**Work to be completed**
What is the count of lines below that include "glyph"? Reply with nothing else.

**Stored dataset items**
>>>
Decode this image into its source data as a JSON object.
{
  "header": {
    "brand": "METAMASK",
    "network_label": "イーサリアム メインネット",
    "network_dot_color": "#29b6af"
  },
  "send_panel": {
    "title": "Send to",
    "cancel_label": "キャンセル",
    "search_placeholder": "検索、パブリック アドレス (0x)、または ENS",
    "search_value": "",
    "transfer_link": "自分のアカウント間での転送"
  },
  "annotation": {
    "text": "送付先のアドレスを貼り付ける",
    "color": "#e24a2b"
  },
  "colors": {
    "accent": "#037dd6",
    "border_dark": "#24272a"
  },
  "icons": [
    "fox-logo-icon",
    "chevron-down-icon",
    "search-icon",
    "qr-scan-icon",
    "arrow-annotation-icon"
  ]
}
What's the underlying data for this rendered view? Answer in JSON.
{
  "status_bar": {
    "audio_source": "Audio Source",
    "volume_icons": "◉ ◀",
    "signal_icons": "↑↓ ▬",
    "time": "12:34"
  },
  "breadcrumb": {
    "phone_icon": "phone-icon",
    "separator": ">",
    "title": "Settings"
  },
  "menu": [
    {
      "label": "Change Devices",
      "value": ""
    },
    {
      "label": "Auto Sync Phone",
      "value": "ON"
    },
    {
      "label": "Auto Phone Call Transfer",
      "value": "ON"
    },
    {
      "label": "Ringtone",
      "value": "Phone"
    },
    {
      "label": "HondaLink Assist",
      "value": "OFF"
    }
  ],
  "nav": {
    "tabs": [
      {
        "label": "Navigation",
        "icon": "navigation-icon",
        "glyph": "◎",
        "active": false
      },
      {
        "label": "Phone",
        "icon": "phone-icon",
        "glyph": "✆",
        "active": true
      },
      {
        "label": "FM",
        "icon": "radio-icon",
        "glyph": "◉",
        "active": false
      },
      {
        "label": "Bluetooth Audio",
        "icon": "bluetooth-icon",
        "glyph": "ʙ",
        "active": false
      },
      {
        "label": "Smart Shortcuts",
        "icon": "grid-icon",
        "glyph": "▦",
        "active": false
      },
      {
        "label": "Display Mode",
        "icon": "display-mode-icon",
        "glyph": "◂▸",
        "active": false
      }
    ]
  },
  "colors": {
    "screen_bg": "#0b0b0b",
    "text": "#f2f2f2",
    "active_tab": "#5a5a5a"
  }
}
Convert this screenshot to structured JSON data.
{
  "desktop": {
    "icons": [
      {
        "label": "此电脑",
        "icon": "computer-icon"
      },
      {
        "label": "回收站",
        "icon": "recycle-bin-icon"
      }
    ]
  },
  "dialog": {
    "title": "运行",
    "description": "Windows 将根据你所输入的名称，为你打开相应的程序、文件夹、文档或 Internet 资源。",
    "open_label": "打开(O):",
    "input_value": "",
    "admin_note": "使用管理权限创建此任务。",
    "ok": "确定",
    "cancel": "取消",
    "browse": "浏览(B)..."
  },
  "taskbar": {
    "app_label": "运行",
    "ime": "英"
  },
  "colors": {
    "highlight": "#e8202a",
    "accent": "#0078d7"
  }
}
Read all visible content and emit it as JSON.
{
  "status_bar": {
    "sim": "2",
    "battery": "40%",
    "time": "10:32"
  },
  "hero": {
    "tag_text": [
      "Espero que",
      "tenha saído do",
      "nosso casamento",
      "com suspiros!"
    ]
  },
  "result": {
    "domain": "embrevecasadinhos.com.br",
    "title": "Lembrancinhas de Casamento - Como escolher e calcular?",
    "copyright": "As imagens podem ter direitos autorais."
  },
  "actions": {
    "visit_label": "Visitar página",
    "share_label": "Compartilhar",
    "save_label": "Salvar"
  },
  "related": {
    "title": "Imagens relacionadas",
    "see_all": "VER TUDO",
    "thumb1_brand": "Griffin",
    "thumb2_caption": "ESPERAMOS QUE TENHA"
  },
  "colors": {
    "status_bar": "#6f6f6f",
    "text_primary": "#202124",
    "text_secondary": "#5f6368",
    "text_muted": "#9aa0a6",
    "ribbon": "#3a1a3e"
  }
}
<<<
**Reply**
6